Chetouani was not asking the banks for credit, merely for an account. He ended up having to go to a branch of Credit du Maroc in Paris, a Moroccan bank where his father knew the manager.

After 27 years in France, where he was born and educated, this young man had to resort to an old Moroccan connection to try to get his career going. Yet his aim in founding the company was, in effect, to go legal.

The inhabitants of many French public housing projects, like those in Asnieres, exist in a parallel economy. The country’s chronic unemployment problem caused by overprotected jobs, overgenerous unemployment benefits and overregulated work hours is exacerbated for people with names likeChetouani.

Nobody is rushing to give them work, especially if they get too much of an education to want to labor at Renault or in construction.

Drug trafficking is one growth industry in the projects. But anything is up for sale. For years, Chetouaniplaced orders for cellphones, fake Vuitton bags, counterfeit Gucci and sham Prada with acquaintances going to Thailand or Dubai to buy them on the cheap.

A cool cellphone bought for 50 in Bangkok might go for 150 in Asnieres. « That’s 3,000 profit on 30 phones, » Chetouani noted.

It was a living, or something like one. In 1999, when the Nike Air Max model was particularly hot in France, he himself went to Chicago to buy dozens of pairs. Lake Michigan « an ocean! » sent him into rhapsodies.

A few years later, after a brush with the law for stealing a scooter that turned out to have been stolen already (he was given a six-month suspended sentence), Chetouani crossed the Atlantic again to try his luck in Montreal. He had several jobs in a year: volleyball coach, movie lighting technician, worker in a maple- syrup factory.

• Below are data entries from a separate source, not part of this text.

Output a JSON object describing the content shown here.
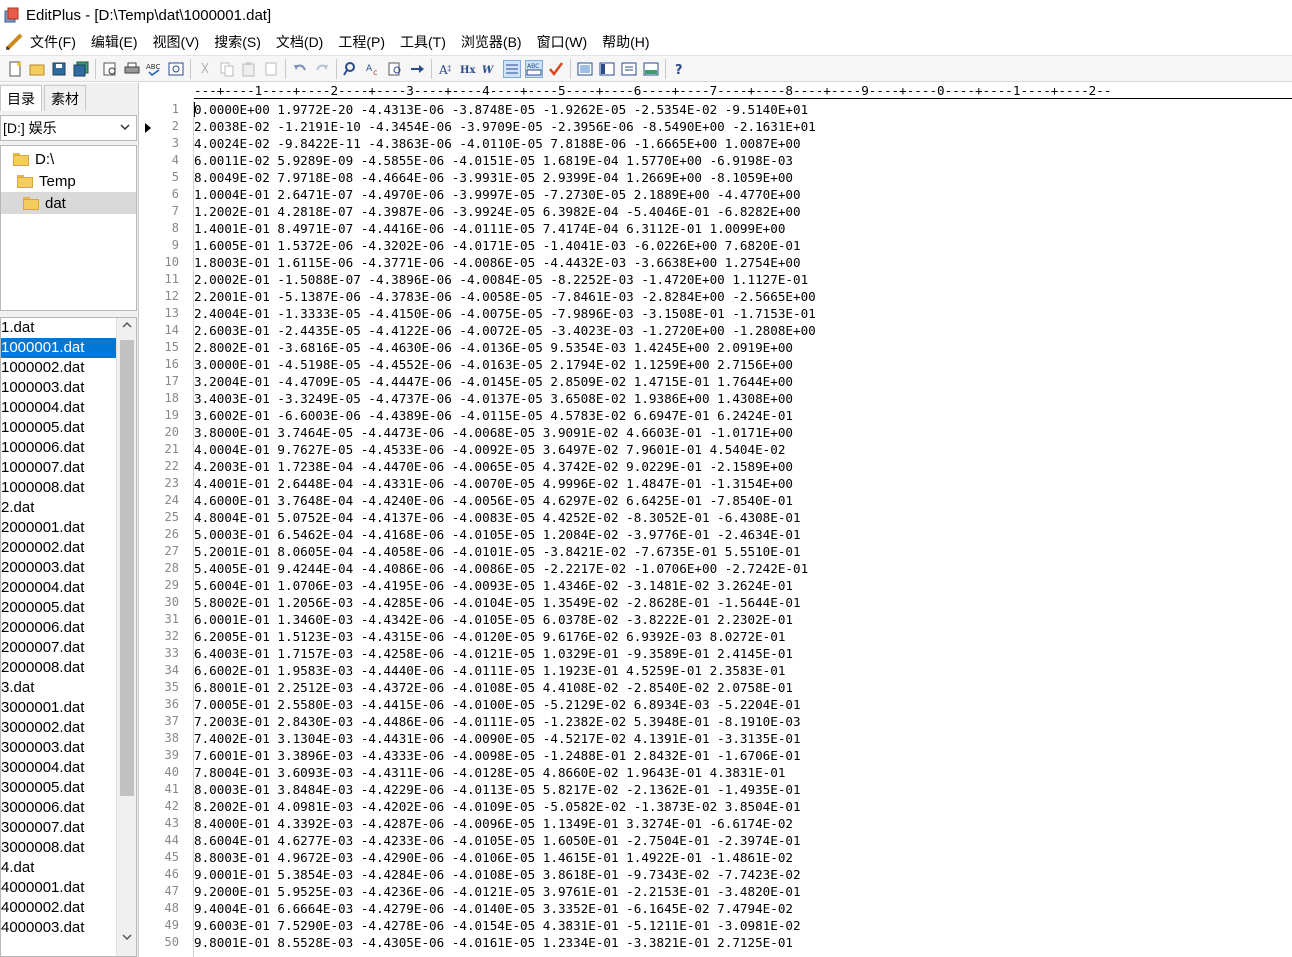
{
  "window": {
    "title": "EditPlus - [D:\\Temp\\dat\\1000001.dat]"
  },
  "menu": [
    "文件(F)",
    "编辑(E)",
    "视图(V)",
    "搜索(S)",
    "文档(D)",
    "工程(P)",
    "工具(T)",
    "浏览器(B)",
    "窗口(W)",
    "帮助(H)"
  ],
  "toolbar": {
    "buttons": [
      "new-icon",
      "open-icon",
      "save-icon",
      "save-all-icon",
      "print-preview-icon",
      "print-icon",
      "spellcheck-icon",
      "browser-icon",
      "cut-icon",
      "copy-icon",
      "paste-icon",
      "delete-icon",
      "undo-icon",
      "redo-icon",
      "find-icon",
      "replace-icon",
      "find-in-files-icon",
      "goto-icon",
      "font-size-icon",
      "hex-icon",
      "word-wrap-icon",
      "line-number-icon",
      "ruler-icon",
      "check-icon",
      "full-screen-icon",
      "directory-icon",
      "cliptext-icon",
      "output-icon",
      "help-icon"
    ]
  },
  "sidebar": {
    "tabs": [
      "目录",
      "素材"
    ],
    "drive": "[D:] 娱乐",
    "tree": [
      "D:\\",
      "Temp",
      "dat"
    ],
    "files": [
      "1.dat",
      "1000001.dat",
      "1000002.dat",
      "1000003.dat",
      "1000004.dat",
      "1000005.dat",
      "1000006.dat",
      "1000007.dat",
      "1000008.dat",
      "2.dat",
      "2000001.dat",
      "2000002.dat",
      "2000003.dat",
      "2000004.dat",
      "2000005.dat",
      "2000006.dat",
      "2000007.dat",
      "2000008.dat",
      "3.dat",
      "3000001.dat",
      "3000002.dat",
      "3000003.dat",
      "3000004.dat",
      "3000005.dat",
      "3000006.dat",
      "3000007.dat",
      "3000008.dat",
      "4.dat",
      "4000001.dat",
      "4000002.dat",
      "4000003.dat"
    ],
    "selected_file": "1000001.dat"
  },
  "editor": {
    "ruler": "---+----1----+----2----+----3----+----4----+----5----+----6----+----7----+----8----+----9----+----0----+----1----+----2--",
    "lines": [
      "0.0000E+00 1.9772E-20 -4.4313E-06 -3.8748E-05 -1.9262E-05 -2.5354E-02 -9.5140E+01",
      "2.0038E-02 -1.2191E-10 -4.3454E-06 -3.9709E-05 -2.3956E-06 -8.5490E+00 -2.1631E+01",
      "4.0024E-02 -9.8422E-11 -4.3863E-06 -4.0110E-05 7.8188E-06 -1.6665E+00 1.0087E+00",
      "6.0011E-02 5.9289E-09 -4.5855E-06 -4.0151E-05 1.6819E-04 1.5770E+00 -6.9198E-03",
      "8.0049E-02 7.9718E-08 -4.4664E-06 -3.9931E-05 2.9399E-04 1.2669E+00 -8.1059E+00",
      "1.0004E-01 2.6471E-07 -4.4970E-06 -3.9997E-05 -7.2730E-05 2.1889E+00 -4.4770E+00",
      "1.2002E-01 4.2818E-07 -4.3987E-06 -3.9924E-05 6.3982E-04 -5.4046E-01 -6.8282E+00",
      "1.4001E-01 8.4971E-07 -4.4416E-06 -4.0111E-05 7.4174E-04 6.3112E-01 1.0099E+00",
      "1.6005E-01 1.5372E-06 -4.3202E-06 -4.0171E-05 -1.4041E-03 -6.0226E+00 7.6820E-01",
      "1.8003E-01 1.6115E-06 -4.3771E-06 -4.0086E-05 -4.4432E-03 -3.6638E+00 1.2754E+00",
      "2.0002E-01 -1.5088E-07 -4.3896E-06 -4.0084E-05 -8.2252E-03 -1.4720E+00 1.1127E-01",
      "2.2001E-01 -5.1387E-06 -4.3783E-06 -4.0058E-05 -7.8461E-03 -2.8284E+00 -2.5665E+00",
      "2.4004E-01 -1.3333E-05 -4.4150E-06 -4.0075E-05 -7.9896E-03 -3.1508E-01 -1.7153E-01",
      "2.6003E-01 -2.4435E-05 -4.4122E-06 -4.0072E-05 -3.4023E-03 -1.2720E+00 -1.2808E+00",
      "2.8002E-01 -3.6816E-05 -4.4630E-06 -4.0136E-05 9.5354E-03 1.4245E+00 2.0919E+00",
      "3.0000E-01 -4.5198E-05 -4.4552E-06 -4.0163E-05 2.1794E-02 1.1259E+00 2.7156E+00",
      "3.2004E-01 -4.4709E-05 -4.4447E-06 -4.0145E-05 2.8509E-02 1.4715E-01 1.7644E+00",
      "3.4003E-01 -3.3249E-05 -4.4737E-06 -4.0137E-05 3.6508E-02 1.9386E+00 1.4308E+00",
      "3.6002E-01 -6.6003E-06 -4.4389E-06 -4.0115E-05 4.5783E-02 6.6947E-01 6.2424E-01",
      "3.8000E-01 3.7464E-05 -4.4473E-06 -4.0068E-05 3.9091E-02 4.6603E-01 -1.0171E+00",
      "4.0004E-01 9.7627E-05 -4.4533E-06 -4.0092E-05 3.6497E-02 7.9601E-01 4.5404E-02",
      "4.2003E-01 1.7238E-04 -4.4470E-06 -4.0065E-05 4.3742E-02 9.0229E-01 -2.1589E+00",
      "4.4001E-01 2.6448E-04 -4.4331E-06 -4.0070E-05 4.9996E-02 1.4847E-01 -1.3154E+00",
      "4.6000E-01 3.7648E-04 -4.4240E-06 -4.0056E-05 4.6297E-02 6.6425E-01 -7.8540E-01",
      "4.8004E-01 5.0752E-04 -4.4137E-06 -4.0083E-05 4.4252E-02 -8.3052E-01 -6.4308E-01",
      "5.0003E-01 6.5462E-04 -4.4168E-06 -4.0105E-05 1.2084E-02 -3.9776E-01 -2.4634E-01",
      "5.2001E-01 8.0605E-04 -4.4058E-06 -4.0101E-05 -3.8421E-02 -7.6735E-01 5.5510E-01",
      "5.4005E-01 9.4244E-04 -4.4086E-06 -4.0086E-05 -2.2217E-02 -1.0706E+00 -2.7242E-01",
      "5.6004E-01 1.0706E-03 -4.4195E-06 -4.0093E-05 1.4346E-02 -3.1481E-02 3.2624E-01",
      "5.8002E-01 1.2056E-03 -4.4285E-06 -4.0104E-05 1.3549E-02 -2.8628E-01 -1.5644E-01",
      "6.0001E-01 1.3460E-03 -4.4342E-06 -4.0105E-05 6.0378E-02 -3.8222E-01 2.2302E-01",
      "6.2005E-01 1.5123E-03 -4.4315E-06 -4.0120E-05 9.6176E-02 6.9392E-03 8.0272E-01",
      "6.4003E-01 1.7157E-03 -4.4258E-06 -4.0121E-05 1.0329E-01 -9.3589E-01 2.4145E-01",
      "6.6002E-01 1.9583E-03 -4.4440E-06 -4.0111E-05 1.1923E-01 4.5259E-01 2.3583E-01",
      "6.8001E-01 2.2512E-03 -4.4372E-06 -4.0108E-05 4.4108E-02 -2.8540E-02 2.0758E-01",
      "7.0005E-01 2.5580E-03 -4.4415E-06 -4.0100E-05 -5.2129E-02 6.8934E-03 -5.2204E-01",
      "7.2003E-01 2.8430E-03 -4.4486E-06 -4.0111E-05 -1.2382E-02 5.3948E-01 -8.1910E-03",
      "7.4002E-01 3.1304E-03 -4.4431E-06 -4.0090E-05 -4.5217E-02 4.1391E-01 -3.3135E-01",
      "7.6001E-01 3.3896E-03 -4.4333E-06 -4.0098E-05 -1.2488E-01 2.8432E-01 -1.6706E-01",
      "7.8004E-01 3.6093E-03 -4.4311E-06 -4.0128E-05 4.8660E-02 1.9643E-01 4.3831E-01",
      "8.0003E-01 3.8484E-03 -4.4229E-06 -4.0113E-05 5.8217E-02 -2.1362E-01 -1.4935E-01",
      "8.2002E-01 4.0981E-03 -4.4202E-06 -4.0109E-05 -5.0582E-02 -1.3873E-02 3.8504E-01",
      "8.4000E-01 4.3392E-03 -4.4287E-06 -4.0096E-05 1.1349E-01 3.3274E-01 -6.6174E-02",
      "8.6004E-01 4.6277E-03 -4.4233E-06 -4.0105E-05 1.6050E-01 -2.7504E-01 -2.3974E-01",
      "8.8003E-01 4.9672E-03 -4.4290E-06 -4.0106E-05 1.4615E-01 1.4922E-01 -1.4861E-02",
      "9.0001E-01 5.3854E-03 -4.4284E-06 -4.0108E-05 3.8618E-01 -9.7343E-02 -7.7423E-02",
      "9.2000E-01 5.9525E-03 -4.4236E-06 -4.0121E-05 3.9761E-01 -2.2153E-01 -3.4820E-01",
      "9.4004E-01 6.6664E-03 -4.4279E-06 -4.0140E-05 3.3352E-01 -6.1645E-02 7.4794E-02",
      "9.6003E-01 7.5290E-03 -4.4278E-06 -4.0154E-05 4.3831E-01 -5.1211E-01 -3.0981E-02",
      "9.8001E-01 8.5528E-03 -4.4305E-06 -4.0161E-05 1.2334E-01 -3.3821E-01 2.7125E-01"
    ]
  }
}
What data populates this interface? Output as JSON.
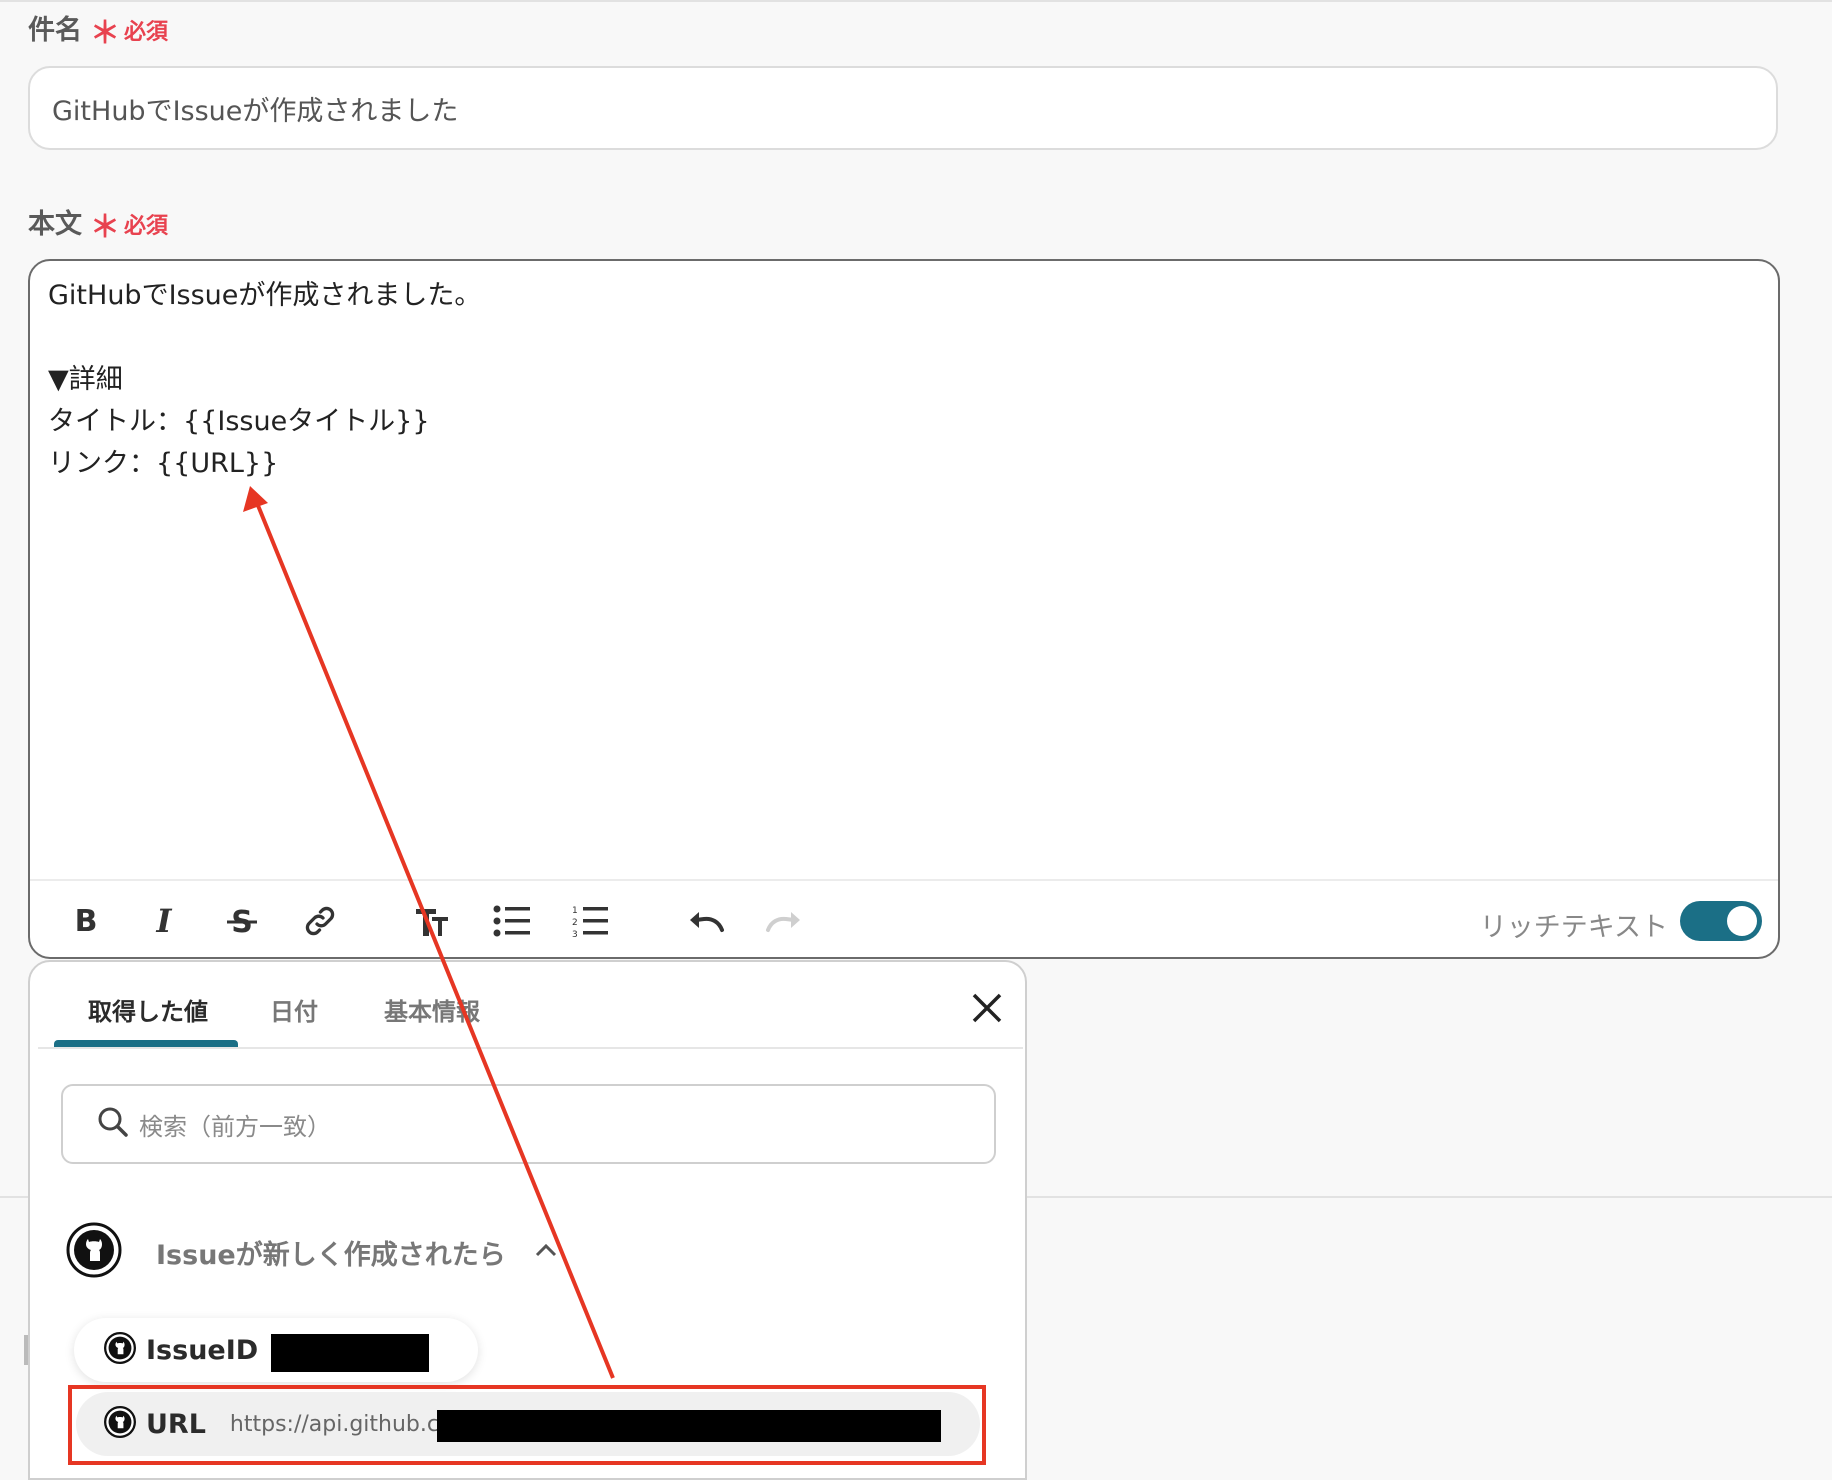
{
  "subject": {
    "label": "件名",
    "required_mark": "＊",
    "required_text": "必須",
    "value": "GitHubでIssueが作成されました"
  },
  "body": {
    "label": "本文",
    "required_mark": "＊",
    "required_text": "必須",
    "lines": [
      "GitHubでIssueが作成されました。",
      "",
      "▼詳細",
      "タイトル：{{Issueタイトル}}",
      "リンク：{{URL}}"
    ],
    "toolbar": {
      "icons": [
        "bold-icon",
        "italic-icon",
        "strikethrough-icon",
        "link-icon",
        "text-format-icon",
        "bullet-list-icon",
        "numbered-list-icon",
        "undo-icon",
        "redo-icon"
      ],
      "rich_text_label": "リッチテキスト",
      "rich_text_enabled": true
    }
  },
  "panel": {
    "tabs": [
      {
        "label": "取得した値",
        "active": true
      },
      {
        "label": "日付",
        "active": false
      },
      {
        "label": "基本情報",
        "active": false
      }
    ],
    "search_placeholder": "検索（前方一致）",
    "group": {
      "title": "Issueが新しく作成されたら",
      "expanded": true
    },
    "items": [
      {
        "label": "IssueID",
        "value": ""
      },
      {
        "label": "URL",
        "value": "https://api.github.c"
      }
    ]
  },
  "colors": {
    "accent": "#1b6f86",
    "required": "#e8424f",
    "annotation": "#e63623"
  }
}
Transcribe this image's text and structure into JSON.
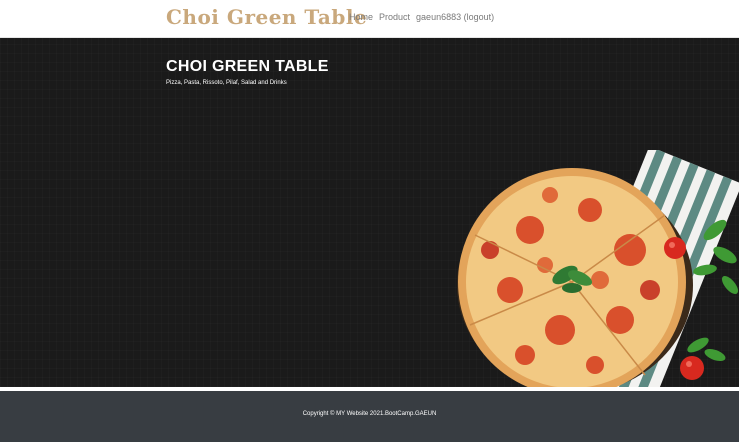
{
  "navbar": {
    "brand": "Choi Green Table",
    "links": [
      {
        "label": "Home"
      },
      {
        "label": "Product"
      },
      {
        "label": "gaeun6883 (logout)"
      }
    ]
  },
  "hero": {
    "title": "CHOI GREEN TABLE",
    "subtitle": "Pizza, Pasta, Rissoto, Pilaf, Salad and Drinks"
  },
  "footer": {
    "copyright": "Copyright © MY Website 2021.BootCamp.GAEUN"
  },
  "colors": {
    "brand": "#c9a87c",
    "hero_bg": "#1a1a1a",
    "footer_bg": "#383d42",
    "nav_link": "#7a7a7a"
  }
}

« The difference in North America is that it’s competence that counts, » he said. « Nobody’s interested in where you came from as long as you can bring them money. Here, the system is based more on knowing the right people. » It’s a system familiar to Chetouani, who says he feels French when he’s overseas but not otherwise. He came back because of this familiarity and to marry a Moroccan-French woman, Samira, he had met on vacation in Morocco. She uses the name Victoria when working as a telephone saleswoman because an Arab name tends to be a handicap.

But something of the spirit of the Americas stayed with Chetouani, who’s heading back to Guangzhou early next year to try to get his business going. « I’m for a society of winners, » he said. « France doesn’t like winners. When you make it, you hide it. One question nobody seems able to answer is: If the French economic model is so great, how come nobody copies it? » He sees the country as a « Ferrari running on diesel fuel, » held back by regulations and prejudice. Certainly there’s entrepreneurial talent in the suburbs should France find a way to unleash it.

But if Chetouani ever hires anyone for ECHM Import, he knows the taxes could be crippling. If he makes much of his Islamic faith, which has become more important to him, he fears arousing suspicion.

« Suppose someone who trained at a camp in Afghanistan calls me to buy my goods, » he said. « I might disappear into a prison as some of my friends have. »


Share →